Count the lines that contain the string "CRITICAL" in the records beneath, and respond with the number only.

--- THE INPUT Enclosed Below ---

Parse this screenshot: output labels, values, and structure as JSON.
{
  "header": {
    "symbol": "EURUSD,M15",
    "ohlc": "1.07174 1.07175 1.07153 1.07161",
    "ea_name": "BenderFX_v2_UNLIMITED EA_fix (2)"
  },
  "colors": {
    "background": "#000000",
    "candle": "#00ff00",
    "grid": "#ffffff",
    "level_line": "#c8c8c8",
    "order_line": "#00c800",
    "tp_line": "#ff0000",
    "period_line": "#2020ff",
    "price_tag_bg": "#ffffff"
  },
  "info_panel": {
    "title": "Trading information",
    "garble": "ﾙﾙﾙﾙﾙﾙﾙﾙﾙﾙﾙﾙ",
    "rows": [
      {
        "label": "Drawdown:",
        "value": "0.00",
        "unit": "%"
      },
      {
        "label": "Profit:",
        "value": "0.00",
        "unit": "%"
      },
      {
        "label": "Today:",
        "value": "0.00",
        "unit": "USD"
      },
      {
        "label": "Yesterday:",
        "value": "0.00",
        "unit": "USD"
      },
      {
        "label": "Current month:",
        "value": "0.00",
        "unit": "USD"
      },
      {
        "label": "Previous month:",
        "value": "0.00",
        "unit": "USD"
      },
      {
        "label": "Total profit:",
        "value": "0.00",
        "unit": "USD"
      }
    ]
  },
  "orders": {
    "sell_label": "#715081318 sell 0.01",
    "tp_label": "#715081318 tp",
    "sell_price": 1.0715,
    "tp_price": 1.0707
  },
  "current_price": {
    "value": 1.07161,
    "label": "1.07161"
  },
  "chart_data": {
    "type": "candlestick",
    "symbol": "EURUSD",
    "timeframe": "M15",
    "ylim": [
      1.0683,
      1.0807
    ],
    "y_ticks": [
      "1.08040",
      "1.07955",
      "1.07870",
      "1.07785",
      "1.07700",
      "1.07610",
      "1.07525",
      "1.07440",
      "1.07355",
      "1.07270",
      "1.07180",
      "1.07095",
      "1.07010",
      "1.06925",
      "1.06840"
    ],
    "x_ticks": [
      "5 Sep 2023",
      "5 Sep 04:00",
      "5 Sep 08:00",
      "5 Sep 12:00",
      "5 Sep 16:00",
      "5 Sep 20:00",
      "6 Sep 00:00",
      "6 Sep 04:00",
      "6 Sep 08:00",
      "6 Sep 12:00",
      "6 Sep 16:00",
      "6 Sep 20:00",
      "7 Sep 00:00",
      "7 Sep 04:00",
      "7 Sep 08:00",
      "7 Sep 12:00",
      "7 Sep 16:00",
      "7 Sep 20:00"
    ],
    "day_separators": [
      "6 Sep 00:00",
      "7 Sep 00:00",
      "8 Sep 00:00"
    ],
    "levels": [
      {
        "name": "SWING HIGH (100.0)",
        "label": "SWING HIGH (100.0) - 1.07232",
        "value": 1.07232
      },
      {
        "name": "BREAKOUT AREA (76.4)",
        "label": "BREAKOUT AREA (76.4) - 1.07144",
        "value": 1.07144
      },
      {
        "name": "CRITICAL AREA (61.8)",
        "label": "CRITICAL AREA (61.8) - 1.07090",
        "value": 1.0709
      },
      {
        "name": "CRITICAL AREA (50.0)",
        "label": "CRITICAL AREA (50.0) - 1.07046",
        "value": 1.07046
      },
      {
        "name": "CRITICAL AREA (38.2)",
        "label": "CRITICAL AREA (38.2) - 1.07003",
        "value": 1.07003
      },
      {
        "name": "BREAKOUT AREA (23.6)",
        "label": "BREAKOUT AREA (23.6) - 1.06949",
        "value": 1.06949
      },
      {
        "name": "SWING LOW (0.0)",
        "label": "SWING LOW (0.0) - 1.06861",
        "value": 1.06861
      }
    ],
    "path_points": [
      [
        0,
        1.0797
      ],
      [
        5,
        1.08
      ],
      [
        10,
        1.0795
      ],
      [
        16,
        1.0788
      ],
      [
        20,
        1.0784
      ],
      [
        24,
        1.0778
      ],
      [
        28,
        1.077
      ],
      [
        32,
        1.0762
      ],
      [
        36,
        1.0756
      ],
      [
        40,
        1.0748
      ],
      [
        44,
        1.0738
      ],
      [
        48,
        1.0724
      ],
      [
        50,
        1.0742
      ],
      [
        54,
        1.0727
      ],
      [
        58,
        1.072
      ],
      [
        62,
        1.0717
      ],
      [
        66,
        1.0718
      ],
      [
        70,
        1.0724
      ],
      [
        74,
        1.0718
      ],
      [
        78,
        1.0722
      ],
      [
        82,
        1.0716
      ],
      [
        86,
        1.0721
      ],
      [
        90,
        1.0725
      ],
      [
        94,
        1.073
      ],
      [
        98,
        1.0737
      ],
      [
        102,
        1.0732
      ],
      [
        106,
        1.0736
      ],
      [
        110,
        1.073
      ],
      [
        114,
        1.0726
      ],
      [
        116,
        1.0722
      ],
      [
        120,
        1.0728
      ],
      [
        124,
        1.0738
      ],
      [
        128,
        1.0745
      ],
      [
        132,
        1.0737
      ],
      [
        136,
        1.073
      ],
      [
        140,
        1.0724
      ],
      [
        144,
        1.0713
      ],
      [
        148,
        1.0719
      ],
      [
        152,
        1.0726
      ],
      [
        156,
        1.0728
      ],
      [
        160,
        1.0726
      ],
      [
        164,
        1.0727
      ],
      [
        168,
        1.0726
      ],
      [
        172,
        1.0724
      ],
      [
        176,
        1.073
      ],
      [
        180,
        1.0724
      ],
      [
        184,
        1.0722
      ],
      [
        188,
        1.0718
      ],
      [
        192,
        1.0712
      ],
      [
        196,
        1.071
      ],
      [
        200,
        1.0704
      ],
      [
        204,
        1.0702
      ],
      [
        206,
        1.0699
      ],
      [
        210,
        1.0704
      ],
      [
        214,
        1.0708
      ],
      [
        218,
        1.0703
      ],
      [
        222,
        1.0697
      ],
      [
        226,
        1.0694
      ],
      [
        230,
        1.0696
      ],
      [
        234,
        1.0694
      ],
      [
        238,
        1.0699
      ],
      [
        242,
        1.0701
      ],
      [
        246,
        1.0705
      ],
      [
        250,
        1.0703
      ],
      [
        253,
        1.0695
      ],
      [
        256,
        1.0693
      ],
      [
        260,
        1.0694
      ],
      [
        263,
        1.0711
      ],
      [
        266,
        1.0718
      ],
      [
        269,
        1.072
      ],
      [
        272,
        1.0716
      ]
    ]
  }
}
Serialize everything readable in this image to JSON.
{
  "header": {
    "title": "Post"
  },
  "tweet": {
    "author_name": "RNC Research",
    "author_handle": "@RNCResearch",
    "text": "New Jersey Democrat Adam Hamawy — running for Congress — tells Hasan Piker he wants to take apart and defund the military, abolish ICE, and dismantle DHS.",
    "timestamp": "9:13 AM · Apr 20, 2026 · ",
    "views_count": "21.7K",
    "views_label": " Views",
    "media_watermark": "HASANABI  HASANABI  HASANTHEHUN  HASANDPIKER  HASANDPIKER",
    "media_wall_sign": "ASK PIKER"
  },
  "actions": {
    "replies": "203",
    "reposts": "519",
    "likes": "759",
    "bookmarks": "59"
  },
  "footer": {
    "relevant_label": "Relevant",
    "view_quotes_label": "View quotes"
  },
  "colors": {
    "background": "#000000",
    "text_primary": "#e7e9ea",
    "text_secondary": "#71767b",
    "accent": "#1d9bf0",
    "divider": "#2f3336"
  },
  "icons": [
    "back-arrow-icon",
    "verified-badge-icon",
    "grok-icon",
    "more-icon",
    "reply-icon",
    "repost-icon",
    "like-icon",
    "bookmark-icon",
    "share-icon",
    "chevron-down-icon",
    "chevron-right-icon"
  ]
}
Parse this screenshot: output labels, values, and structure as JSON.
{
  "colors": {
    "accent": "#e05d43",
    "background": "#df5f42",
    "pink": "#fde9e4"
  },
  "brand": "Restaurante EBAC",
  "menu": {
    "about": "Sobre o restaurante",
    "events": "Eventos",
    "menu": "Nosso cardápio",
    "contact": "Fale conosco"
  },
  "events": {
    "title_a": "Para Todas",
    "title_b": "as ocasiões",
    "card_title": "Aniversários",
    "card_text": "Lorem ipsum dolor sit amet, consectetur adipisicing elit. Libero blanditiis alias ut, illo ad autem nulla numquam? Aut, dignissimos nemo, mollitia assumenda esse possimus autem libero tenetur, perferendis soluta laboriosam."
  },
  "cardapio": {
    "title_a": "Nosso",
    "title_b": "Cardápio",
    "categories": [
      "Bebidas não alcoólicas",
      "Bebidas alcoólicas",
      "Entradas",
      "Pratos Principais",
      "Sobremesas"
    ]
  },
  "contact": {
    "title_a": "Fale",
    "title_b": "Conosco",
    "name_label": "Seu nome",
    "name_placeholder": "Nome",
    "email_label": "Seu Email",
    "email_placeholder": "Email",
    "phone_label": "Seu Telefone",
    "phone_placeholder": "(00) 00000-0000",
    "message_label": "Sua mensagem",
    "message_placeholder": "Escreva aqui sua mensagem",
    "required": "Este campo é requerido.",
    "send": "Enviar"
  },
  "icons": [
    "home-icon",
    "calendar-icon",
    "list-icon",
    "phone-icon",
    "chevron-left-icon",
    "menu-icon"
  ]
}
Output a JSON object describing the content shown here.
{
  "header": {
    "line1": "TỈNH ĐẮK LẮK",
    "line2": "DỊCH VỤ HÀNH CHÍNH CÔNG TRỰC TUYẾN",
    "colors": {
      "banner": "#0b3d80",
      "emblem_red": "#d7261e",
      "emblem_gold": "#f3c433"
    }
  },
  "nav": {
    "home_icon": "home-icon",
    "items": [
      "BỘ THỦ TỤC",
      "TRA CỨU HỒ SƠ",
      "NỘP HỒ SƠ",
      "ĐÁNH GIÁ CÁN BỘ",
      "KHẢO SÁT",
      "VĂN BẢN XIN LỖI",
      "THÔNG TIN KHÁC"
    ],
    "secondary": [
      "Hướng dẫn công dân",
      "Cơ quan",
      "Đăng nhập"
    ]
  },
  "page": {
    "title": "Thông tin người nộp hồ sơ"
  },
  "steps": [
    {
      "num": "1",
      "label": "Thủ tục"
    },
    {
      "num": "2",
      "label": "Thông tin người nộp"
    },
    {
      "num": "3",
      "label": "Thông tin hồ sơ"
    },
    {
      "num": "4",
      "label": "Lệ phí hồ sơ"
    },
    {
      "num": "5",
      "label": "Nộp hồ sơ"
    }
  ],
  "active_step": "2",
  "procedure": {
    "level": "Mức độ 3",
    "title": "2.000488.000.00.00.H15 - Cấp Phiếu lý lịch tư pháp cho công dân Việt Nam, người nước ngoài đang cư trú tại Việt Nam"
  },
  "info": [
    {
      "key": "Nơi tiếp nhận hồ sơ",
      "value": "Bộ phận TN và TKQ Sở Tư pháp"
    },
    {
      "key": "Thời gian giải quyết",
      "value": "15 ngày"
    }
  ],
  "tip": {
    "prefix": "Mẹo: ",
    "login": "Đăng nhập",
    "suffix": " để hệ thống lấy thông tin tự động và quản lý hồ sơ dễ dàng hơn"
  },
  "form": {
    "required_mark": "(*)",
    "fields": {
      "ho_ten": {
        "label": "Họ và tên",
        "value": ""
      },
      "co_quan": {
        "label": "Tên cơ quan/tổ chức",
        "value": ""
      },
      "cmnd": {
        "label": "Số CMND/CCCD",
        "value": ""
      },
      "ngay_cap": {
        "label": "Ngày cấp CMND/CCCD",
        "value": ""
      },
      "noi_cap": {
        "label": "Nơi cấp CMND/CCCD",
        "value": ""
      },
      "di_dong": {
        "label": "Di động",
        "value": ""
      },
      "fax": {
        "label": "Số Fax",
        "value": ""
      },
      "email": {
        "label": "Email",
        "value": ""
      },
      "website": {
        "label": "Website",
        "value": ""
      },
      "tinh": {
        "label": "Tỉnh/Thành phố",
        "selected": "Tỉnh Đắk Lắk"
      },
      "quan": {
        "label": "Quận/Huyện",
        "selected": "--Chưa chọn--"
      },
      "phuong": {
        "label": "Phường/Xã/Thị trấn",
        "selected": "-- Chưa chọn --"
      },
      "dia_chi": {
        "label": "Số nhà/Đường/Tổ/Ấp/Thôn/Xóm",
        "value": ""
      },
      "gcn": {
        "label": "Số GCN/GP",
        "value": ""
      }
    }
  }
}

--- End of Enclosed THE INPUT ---

EXERCISE ANSWER: 6